When Nokia announced its N9/Lumia 800, I was among many delighted by the attractive hardware. With Microsoft's new Windows Phone OS—itself getting surprise raves for its minimalism and focus—it struck me that here was a vision in the sense that technologists and marketers mean it: a contemporary ideal of quality and forward-thinkingness that could translate into a serious commercial advantage. Competitors had already made their plays, after all, and even great success can lock a company in place. Perhaps the next decade in gadgets wasn't going to be divvied up by Apple and Google, after all.
So, when it finally came out in the U.S., I walked into an AT&T store to upgrade to it.
What they had on the shelf, however, was something slightly different. The Nokia 900 was significantly larger, for starters, with that exquisite design morphed around a fatter, heavier chassis. Worse, the new display offered the same relatively low resolution as the smaller model, but stretched over larger screen—heading in the opposite direction to the "retina" displays found on newer iPhones and Androids. I felt disappointed in it: something indefinite and strange had gone wrong with a good idea. Someone had Homered it.
The salesman suggested that the changes allowed them to include a powerful "4G" radio, which promised faster speeds but required more juice, and therefore a larger chassis to contain a larger battery. If I wanted the more compact 800 model, he said, I'd have to order it off-contract. Turns out that it's $750 at Amazon.
I walked out with a new iPhone, and the impression that Nokia was kinda doomed on grounds of carrier and OS licensor market power, etc.

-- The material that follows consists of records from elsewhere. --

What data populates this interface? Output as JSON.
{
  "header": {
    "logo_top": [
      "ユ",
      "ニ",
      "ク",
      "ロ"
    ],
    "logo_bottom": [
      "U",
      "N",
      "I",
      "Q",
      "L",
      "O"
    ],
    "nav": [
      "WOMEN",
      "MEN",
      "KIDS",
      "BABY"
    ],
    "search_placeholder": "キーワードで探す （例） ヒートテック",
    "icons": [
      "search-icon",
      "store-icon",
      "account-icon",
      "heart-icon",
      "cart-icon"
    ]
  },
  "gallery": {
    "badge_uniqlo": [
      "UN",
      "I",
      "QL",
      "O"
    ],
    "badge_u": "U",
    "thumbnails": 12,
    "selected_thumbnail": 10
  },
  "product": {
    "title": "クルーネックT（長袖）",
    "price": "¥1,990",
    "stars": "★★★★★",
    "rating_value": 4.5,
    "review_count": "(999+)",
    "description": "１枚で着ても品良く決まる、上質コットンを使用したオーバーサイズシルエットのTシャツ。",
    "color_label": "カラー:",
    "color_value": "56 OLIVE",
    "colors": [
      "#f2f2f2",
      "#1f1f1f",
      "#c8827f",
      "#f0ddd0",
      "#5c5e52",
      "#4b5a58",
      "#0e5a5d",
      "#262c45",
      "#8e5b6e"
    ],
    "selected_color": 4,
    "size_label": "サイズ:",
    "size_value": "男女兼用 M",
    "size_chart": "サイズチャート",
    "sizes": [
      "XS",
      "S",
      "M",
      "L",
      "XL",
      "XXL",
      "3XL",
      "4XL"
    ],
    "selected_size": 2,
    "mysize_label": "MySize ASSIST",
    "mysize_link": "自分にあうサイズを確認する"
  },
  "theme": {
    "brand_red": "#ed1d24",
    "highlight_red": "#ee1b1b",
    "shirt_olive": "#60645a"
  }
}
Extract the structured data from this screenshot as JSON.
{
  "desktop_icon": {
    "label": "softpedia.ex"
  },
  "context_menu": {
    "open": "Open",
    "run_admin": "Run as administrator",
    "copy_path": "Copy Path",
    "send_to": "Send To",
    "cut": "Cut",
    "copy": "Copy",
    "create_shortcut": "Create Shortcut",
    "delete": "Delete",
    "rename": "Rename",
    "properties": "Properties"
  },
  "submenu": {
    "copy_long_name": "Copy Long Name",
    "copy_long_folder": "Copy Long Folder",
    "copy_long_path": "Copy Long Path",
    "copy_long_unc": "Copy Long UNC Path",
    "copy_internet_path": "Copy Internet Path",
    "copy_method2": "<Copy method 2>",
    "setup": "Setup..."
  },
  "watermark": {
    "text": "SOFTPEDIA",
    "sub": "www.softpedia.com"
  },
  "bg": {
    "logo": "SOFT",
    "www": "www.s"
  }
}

However, they've now announced matching nail polish to go with a new pink model, so I've changed my mind and will be hurrying over to the AT&T store this lunchtime.Next post